The authors argue that the pandemic shows that some long-standing problems can be addressed quickly if the motivation is there. They give the Australian example of suddenly being able to find alternative accommodation for people with disabilities who seemed to be set for a hospital admission. They propose that this sense of urgency needs to apply to getting health care plans in place for everyone to include plans for other crises or contingencies. Such plans need to be co-produced but to do this, they advise ‘Upskilling of health professionals is needed through education (including with people with disability) and leadership within the professions. Information and health care facilities must be made accessible as part of routine practice and as a requirement for accreditation of providers. The social care workforce must be recognised as an essential care workforce that prioritises protecting their own health and the health of people with disability’. While no-one likes what gets to be called bureaucracy, they also note the importance of data, which does not arrive without someone in social care or other service putting in effort in collecting that too and then reporting it.
The authors conclude that ‘COVID-19 poured gas on the long-burning issues people with disability face in accessing health care. When the worst of the fire is out these inequities won’t have disappeared’. While English readers have to swap this metaphor from gas to petrol, it is rather apt. For English readers they suggest a need to learn from Australia’s pandemic response – action to improve health is possible – but they do (kindly) acknowledge that there is much to learn from England too – action is necessary.
Strengths and limitations
COVID-19 commentaries and research findings need to be set in the context of when they were written and where. For instance, there have been continued major differences in the developed world between pre- and post-vaccination periods. And, as this article shows, even high-income countries are experiencing the pandemic in different ways and times. And readers too are not on the side-lines – we are all affected and continue to be so.

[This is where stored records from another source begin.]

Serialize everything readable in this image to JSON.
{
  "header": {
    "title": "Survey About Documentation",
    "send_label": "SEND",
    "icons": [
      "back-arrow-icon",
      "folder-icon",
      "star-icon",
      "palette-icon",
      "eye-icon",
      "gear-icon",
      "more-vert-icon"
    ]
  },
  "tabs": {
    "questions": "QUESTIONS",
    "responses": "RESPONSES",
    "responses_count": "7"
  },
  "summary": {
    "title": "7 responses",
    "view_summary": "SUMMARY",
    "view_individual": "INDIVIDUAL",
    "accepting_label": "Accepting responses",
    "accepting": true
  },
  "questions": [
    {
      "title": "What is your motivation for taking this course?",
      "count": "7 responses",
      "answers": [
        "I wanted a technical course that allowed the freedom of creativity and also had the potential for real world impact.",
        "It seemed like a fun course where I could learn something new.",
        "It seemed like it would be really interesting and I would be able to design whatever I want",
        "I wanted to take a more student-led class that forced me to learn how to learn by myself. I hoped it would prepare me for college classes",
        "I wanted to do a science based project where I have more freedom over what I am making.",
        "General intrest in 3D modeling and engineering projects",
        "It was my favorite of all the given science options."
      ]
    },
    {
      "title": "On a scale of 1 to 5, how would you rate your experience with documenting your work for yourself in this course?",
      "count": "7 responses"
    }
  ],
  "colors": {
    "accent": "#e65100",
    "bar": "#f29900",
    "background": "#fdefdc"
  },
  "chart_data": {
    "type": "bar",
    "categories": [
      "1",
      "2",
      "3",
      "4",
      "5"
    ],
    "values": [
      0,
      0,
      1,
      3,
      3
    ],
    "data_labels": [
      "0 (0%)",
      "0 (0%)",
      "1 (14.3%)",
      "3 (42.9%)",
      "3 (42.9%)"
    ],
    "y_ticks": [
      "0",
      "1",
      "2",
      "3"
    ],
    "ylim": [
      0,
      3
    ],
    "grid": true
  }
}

Implications for practice
The COVID-19 pandemic has shown the importance in social care of integration with health – but not just organisationally. Health plans, information and contingency arrangements can be seen as part of bureaucracy, but they can be produced by and with experts with lived experience and their supporters. And social care needs also to continue to be alert to instances when evidence of discrimination emerges.
Conflicts of interest
No conflict of interest
Anne Kavanagh, Helen Dickinson, Gemma Carey, Gwynnyth Llewellyn, Eric Emerson, George Disney, and Chris Hatton (2021) Improving health care for disabled people in COVID-19 and beyond: Lessons from Australia and England, Disability and Health Journal, Volume 14, Issue 2, 101050, https://www.sciencedirect.com/science/article/abs/pii/S1936657420301886?via%3Dihub